-Nate Hill

Disney’s John Carter Of Mars

If Disney had kept the much more alluring title ‘John Carter Of Mars’ instead of hacking off the last bit and just keeping the dude’s name, I feel like Andrew Stanton’s John Carter would have had a better chance in marketing and taken flight, because it’s not even near as bad a film as people would have you believe. In fact, it’s a gorgeous, beautifully told, elaborate retro science fiction dream and a flat out great film. I suppose it’s kind of like Waterworld, where a film tanks so badly that people start to confuse bad numbers with bad quality and a whole negative stigma is whipped up around it. Speaking of Waterworld, another great film, John Carter bears similarities in production design and visual atmosphere, albeit set on Mars for most of the duration. Based on a series of books by Edgar Rice Burroughs believed to be some of the earliest works of literary SciFi, Taylor Kitsch plays John Carter, an ex Civil War badass who finds himself whisked away to Mars through a dimensional cave portal out in the desert, propelled on an adventure with warring clans, giant alien yeti beasts, a princess (Lynn Collins), humanoid extraterrestrials led by a green Willem Dafoe, an adorable little dog/toad/road-runner animal and more. This is one of those old school epics that doesn’t just hire a few leads and a gaggle of supporting players but turns a whole casting agency upside down, shakes it and signs any actors that fall out, and as a result we get a jaw dropping lineup that includes Samantha Morton, Polly Walker, Thomas Haden Church, Ciaran Hinds, Jon Favreau, James Purefoy, Daryl Sabara, Mark Strong, Don Stark, Bryan Cranston as a crusty cavalry general and Dominic West in full Shakespeare mode as an evil Martian prince. Oh, Ross from Friends is apparently in there somewhere too but I’ve never been able to spot him, keep your eyes peeled though.
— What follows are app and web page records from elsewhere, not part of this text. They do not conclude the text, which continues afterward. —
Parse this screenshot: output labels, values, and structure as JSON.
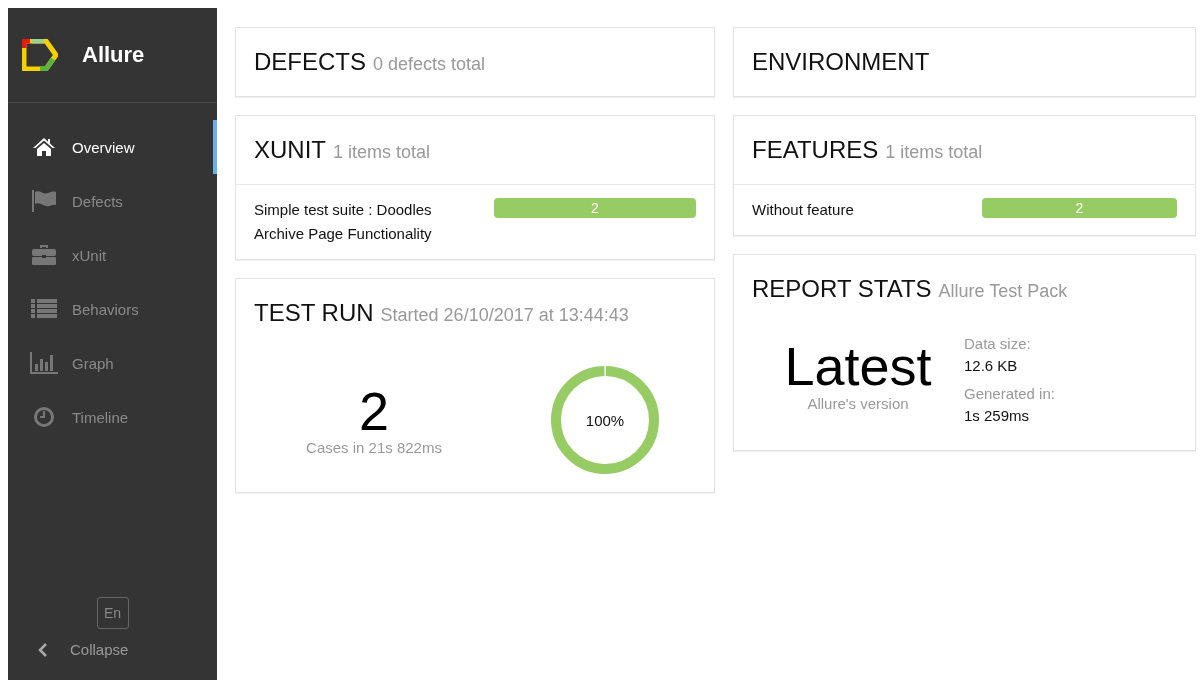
{
  "sidebar": {
    "brand": "Allure",
    "items": [
      {
        "label": "Overview",
        "selected": true
      },
      {
        "label": "Defects",
        "selected": false
      },
      {
        "label": "xUnit",
        "selected": false
      },
      {
        "label": "Behaviors",
        "selected": false
      },
      {
        "label": "Graph",
        "selected": false
      },
      {
        "label": "Timeline",
        "selected": false
      }
    ],
    "language": "En",
    "collapse": "Collapse"
  },
  "columns": [
    [
      {
        "kind": "header",
        "title": "DEFECTS",
        "subtitle": "0 defects total"
      },
      {
        "kind": "bars",
        "title": "XUNIT",
        "subtitle": "1 items total",
        "rows": [
          {
            "name": "Simple test suite : Doodles Archive Page Functionality",
            "count": "2",
            "color": "#97cc64"
          }
        ]
      },
      {
        "kind": "run",
        "title": "TEST RUN",
        "subtitle": "Started 26/10/2017 at 13:44:43",
        "cases": "2",
        "duration": "Cases in 21s 822ms",
        "percent": "100%",
        "level": 1
      }
    ],
    [
      {
        "kind": "header",
        "title": "ENVIRONMENT"
      },
      {
        "kind": "bars",
        "title": "FEATURES",
        "subtitle": "1 items total",
        "rows": [
          {
            "name": "Without feature",
            "count": "2",
            "color": "#97cc64"
          }
        ]
      },
      {
        "kind": "stats",
        "title": "REPORT STATS",
        "subtitle": "Allure Test Pack",
        "version": "Latest",
        "version_label": "Allure's version",
        "stats": [
          {
            "label": "Data size:",
            "value": "12.6 KB"
          },
          {
            "label": "Generated in:",
            "value": "1s 259ms"
          }
        ]
      }
    ]
  ]
}
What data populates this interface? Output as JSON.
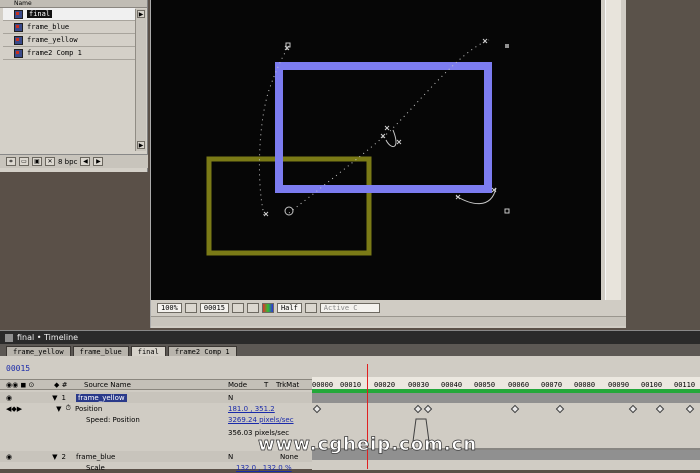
{
  "project": {
    "header": "Name",
    "items": [
      {
        "label": "final",
        "selected": true
      },
      {
        "label": "frame_blue",
        "selected": false
      },
      {
        "label": "frame_yellow",
        "selected": false
      },
      {
        "label": "frame2 Comp 1",
        "selected": false
      }
    ],
    "bpc": "8 bpc"
  },
  "comp_toolbar": {
    "zoom": "100%",
    "timecode": "00015",
    "resolution": "Half",
    "camera": "Active C"
  },
  "timeline": {
    "title": "final • Timeline",
    "tabs": [
      "frame_yellow",
      "frame_blue",
      "final",
      "frame2 Comp 1"
    ],
    "active_tab": "final",
    "current_time": "00015",
    "col_source": "Source Name",
    "col_mode": "Mode",
    "col_t": "T",
    "col_trkmat": "TrkMat",
    "ruler_labels": [
      "00000",
      "00010",
      "00020",
      "00030",
      "00040",
      "00050",
      "00060",
      "00070",
      "00080",
      "00090",
      "00100",
      "00110"
    ],
    "layers": [
      {
        "num": "1",
        "name": "frame_yellow",
        "mode": "N"
      },
      {
        "num": "2",
        "name": "frame_blue",
        "mode": "N",
        "trkmat": "None"
      }
    ],
    "position_label": "Position",
    "position_value": "181.0 , 351.2",
    "speed_label": "Speed: Position",
    "speed_value": "3269.24 pixels/sec",
    "speed_value2": "356.03 pixels/sec",
    "scale_label": "Scale",
    "scale_value": "132.0 , 132.0 %"
  },
  "watermark": "www.cgheip.com.cn",
  "colors": {
    "blue_frame": "#7c7cf0",
    "yellow_frame": "#7a7a16",
    "work_area": "#24a83a",
    "playhead": "#e02020"
  }
}
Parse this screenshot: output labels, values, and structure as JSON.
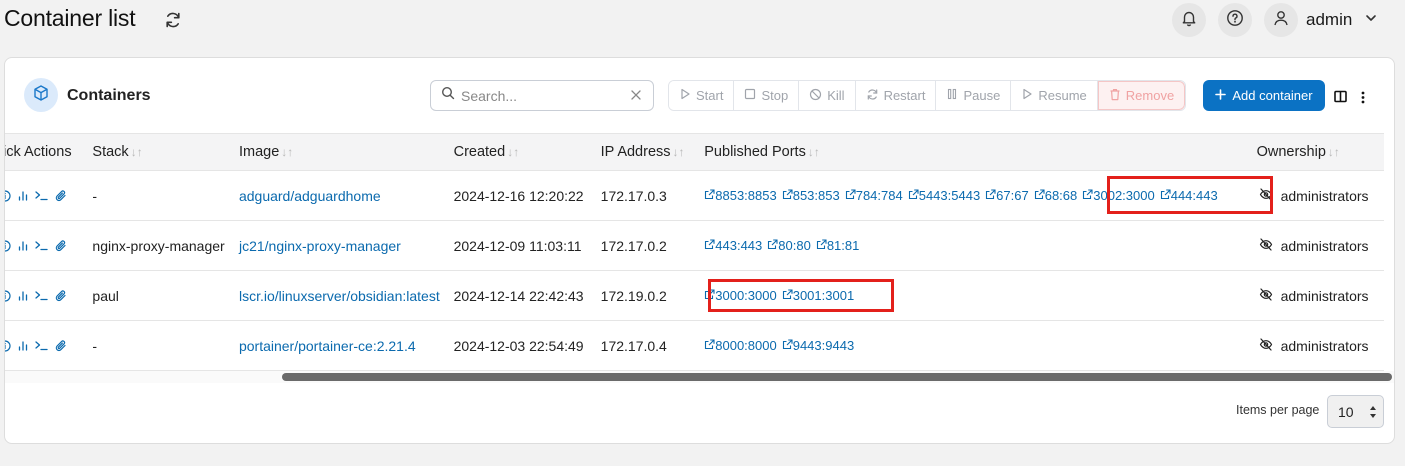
{
  "header": {
    "title": "Container list",
    "user_name": "admin"
  },
  "panel": {
    "title": "Containers",
    "search_placeholder": "Search...",
    "actions": [
      "Start",
      "Stop",
      "Kill",
      "Restart",
      "Pause",
      "Resume",
      "Remove"
    ],
    "add_label": "Add container"
  },
  "table": {
    "columns": [
      "uick Actions",
      "Stack",
      "Image",
      "Created",
      "IP Address",
      "Published Ports",
      "Ownership"
    ],
    "rows": [
      {
        "stack": "-",
        "image": "adguard/adguardhome",
        "created": "2024-12-16 12:20:22",
        "ip": "172.17.0.3",
        "ports": [
          "8853:8853",
          "853:853",
          "784:784",
          "5443:5443",
          "67:67",
          "68:68",
          "3002:3000",
          "444:443"
        ],
        "ownership": "administrators"
      },
      {
        "stack": "nginx-proxy-manager",
        "image": "jc21/nginx-proxy-manager",
        "created": "2024-12-09 11:03:11",
        "ip": "172.17.0.2",
        "ports": [
          "443:443",
          "80:80",
          "81:81"
        ],
        "ownership": "administrators"
      },
      {
        "stack": "paul",
        "image": "lscr.io/linuxserver/obsidian:latest",
        "created": "2024-12-14 22:42:43",
        "ip": "172.19.0.2",
        "ports": [
          "3000:3000",
          "3001:3001"
        ],
        "ownership": "administrators"
      },
      {
        "stack": "-",
        "image": "portainer/portainer-ce:2.21.4",
        "created": "2024-12-03 22:54:49",
        "ip": "172.17.0.4",
        "ports": [
          "8000:8000",
          "9443:9443"
        ],
        "ownership": "administrators"
      }
    ]
  },
  "pagination": {
    "items_per_page_label": "Items per page",
    "items_per_page_value": "10"
  },
  "colors": {
    "accent": "#0b72c4",
    "link": "#0b6aae",
    "highlight": "#e3201b"
  },
  "icons": [
    "refresh-icon",
    "bell-icon",
    "help-icon",
    "user-icon",
    "chevron-down-icon",
    "cube-icon",
    "search-icon",
    "close-icon",
    "play-icon",
    "stop-icon",
    "kill-icon",
    "restart-icon",
    "pause-icon",
    "remove-icon",
    "plus-icon",
    "columns-icon",
    "kebab-icon",
    "info-icon",
    "stats-icon",
    "console-icon",
    "attach-icon",
    "external-link-icon",
    "eye-off-icon"
  ]
}
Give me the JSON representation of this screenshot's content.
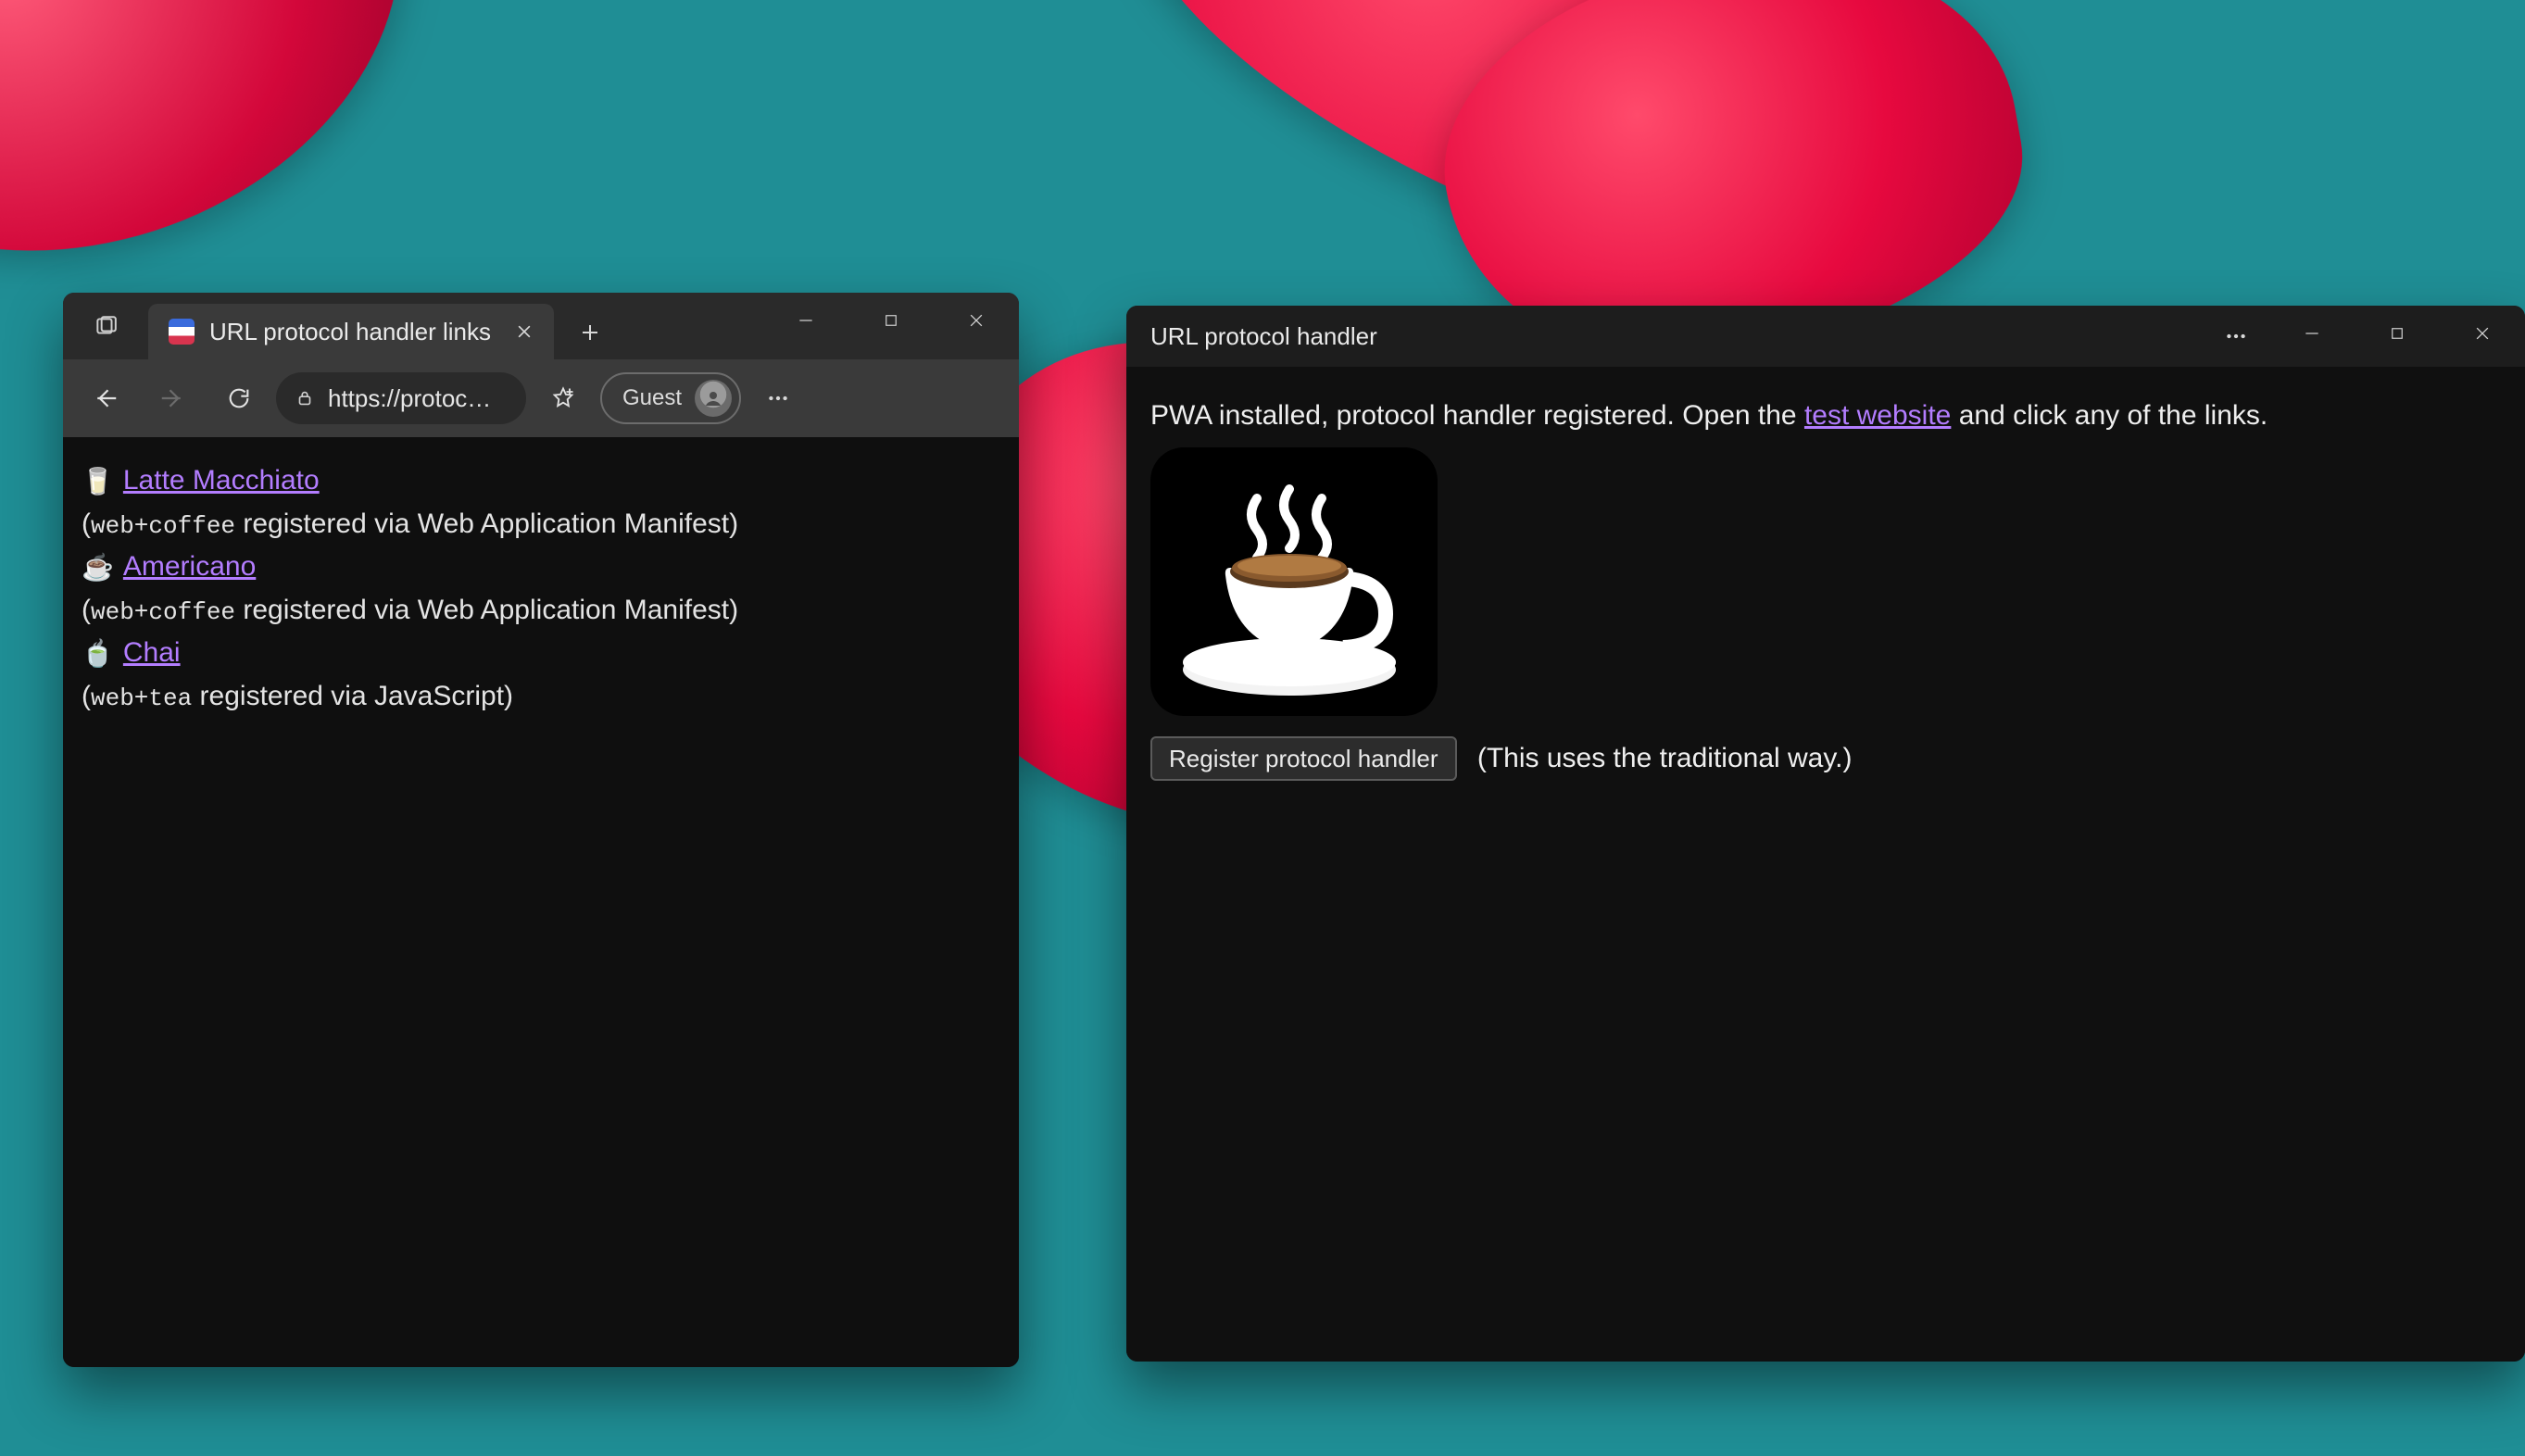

The plot at base level is a fish out of water story as John adjusts to the planet (seeing him mess around with the gravitational field is so much fun), bonds with Dafoe and his tribe of Tharks, takes on giant furry Pokémon things in an intergalactic gladiator arena and casts his gaze starward, wondering if he’ll ever see his blue planet again. A few convoluted subplots get in the way including Mark Strong’s weird metaphysical warlock priest dude, but for the most part this a propulsive, rollicking, operatic space adventure with special effects that won’t quit and a real sense of wonder. Why this flopped so bad is anyone’s guess and it’s a shame because when this happens people tend to focus more on the event of its release and that perceived failure more than the film itself, and the legacy gets clouded. Forget the losses a studio with billions in couch change ‘suffered,’ forget any bad press or skewed marketing and just enjoy the film on its own, because it’s one for the ages.

-Nate Hill